▶ _DATA FOR PROCESSING_:
* * *

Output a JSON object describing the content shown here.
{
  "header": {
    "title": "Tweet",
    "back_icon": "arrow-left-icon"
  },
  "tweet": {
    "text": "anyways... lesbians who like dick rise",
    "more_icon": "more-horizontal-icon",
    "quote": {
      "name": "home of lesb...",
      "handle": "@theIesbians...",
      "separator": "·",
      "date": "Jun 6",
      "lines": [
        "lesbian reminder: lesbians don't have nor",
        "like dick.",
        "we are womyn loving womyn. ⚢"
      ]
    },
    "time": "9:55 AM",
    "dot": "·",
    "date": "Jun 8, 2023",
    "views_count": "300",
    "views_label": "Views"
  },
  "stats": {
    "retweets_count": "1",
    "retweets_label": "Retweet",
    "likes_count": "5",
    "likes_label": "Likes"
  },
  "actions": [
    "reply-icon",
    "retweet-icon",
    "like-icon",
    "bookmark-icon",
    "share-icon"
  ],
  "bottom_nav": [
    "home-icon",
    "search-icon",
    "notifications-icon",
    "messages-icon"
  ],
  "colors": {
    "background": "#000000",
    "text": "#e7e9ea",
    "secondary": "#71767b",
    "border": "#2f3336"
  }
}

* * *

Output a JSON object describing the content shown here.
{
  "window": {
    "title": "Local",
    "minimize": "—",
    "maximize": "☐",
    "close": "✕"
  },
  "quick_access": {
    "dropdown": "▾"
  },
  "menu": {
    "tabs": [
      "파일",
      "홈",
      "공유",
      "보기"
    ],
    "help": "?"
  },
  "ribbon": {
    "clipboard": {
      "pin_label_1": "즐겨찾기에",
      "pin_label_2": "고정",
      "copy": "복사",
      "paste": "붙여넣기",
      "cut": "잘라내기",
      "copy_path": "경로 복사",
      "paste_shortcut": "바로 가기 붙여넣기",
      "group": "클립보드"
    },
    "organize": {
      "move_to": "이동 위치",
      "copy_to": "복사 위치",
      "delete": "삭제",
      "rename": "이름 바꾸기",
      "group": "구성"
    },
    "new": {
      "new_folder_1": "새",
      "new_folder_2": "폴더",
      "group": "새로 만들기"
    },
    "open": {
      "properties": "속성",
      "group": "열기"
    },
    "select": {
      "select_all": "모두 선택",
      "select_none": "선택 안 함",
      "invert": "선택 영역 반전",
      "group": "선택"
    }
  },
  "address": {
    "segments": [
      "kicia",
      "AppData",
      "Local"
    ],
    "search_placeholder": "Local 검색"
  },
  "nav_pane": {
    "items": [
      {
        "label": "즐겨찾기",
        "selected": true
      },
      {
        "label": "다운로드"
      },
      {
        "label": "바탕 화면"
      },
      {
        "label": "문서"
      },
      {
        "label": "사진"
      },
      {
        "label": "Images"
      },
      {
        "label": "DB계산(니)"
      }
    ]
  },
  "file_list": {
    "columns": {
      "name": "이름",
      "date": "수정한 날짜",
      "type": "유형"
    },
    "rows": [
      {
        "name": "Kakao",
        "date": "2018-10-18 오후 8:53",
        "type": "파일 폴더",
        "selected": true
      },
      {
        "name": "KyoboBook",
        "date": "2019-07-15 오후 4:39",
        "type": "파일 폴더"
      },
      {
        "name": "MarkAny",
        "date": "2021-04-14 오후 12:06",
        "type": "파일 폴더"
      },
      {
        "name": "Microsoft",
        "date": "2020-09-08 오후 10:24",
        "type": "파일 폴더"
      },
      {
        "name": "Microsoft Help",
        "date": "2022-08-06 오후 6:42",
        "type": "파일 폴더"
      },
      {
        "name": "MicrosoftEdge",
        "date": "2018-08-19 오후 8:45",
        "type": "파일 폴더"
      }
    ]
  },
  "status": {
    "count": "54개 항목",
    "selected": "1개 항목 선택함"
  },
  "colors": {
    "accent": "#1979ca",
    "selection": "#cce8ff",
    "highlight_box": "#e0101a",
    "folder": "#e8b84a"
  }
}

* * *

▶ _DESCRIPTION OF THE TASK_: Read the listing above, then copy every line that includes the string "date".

▶ _EXPECTED ANSWER_:
      "date": "Jun 6",
    "date": "Jun 8, 2023",
      "date": "수정한 날짜",
        "date": "2018-10-18 오후 8:53",
        "date": "2019-07-15 오후 4:39",
        "date": "2021-04-14 오후 12:06",
        "date": "2020-09-08 오후 10:24",
        "date": "2022-08-06 오후 6:42",
        "date": "2018-08-19 오후 8:45",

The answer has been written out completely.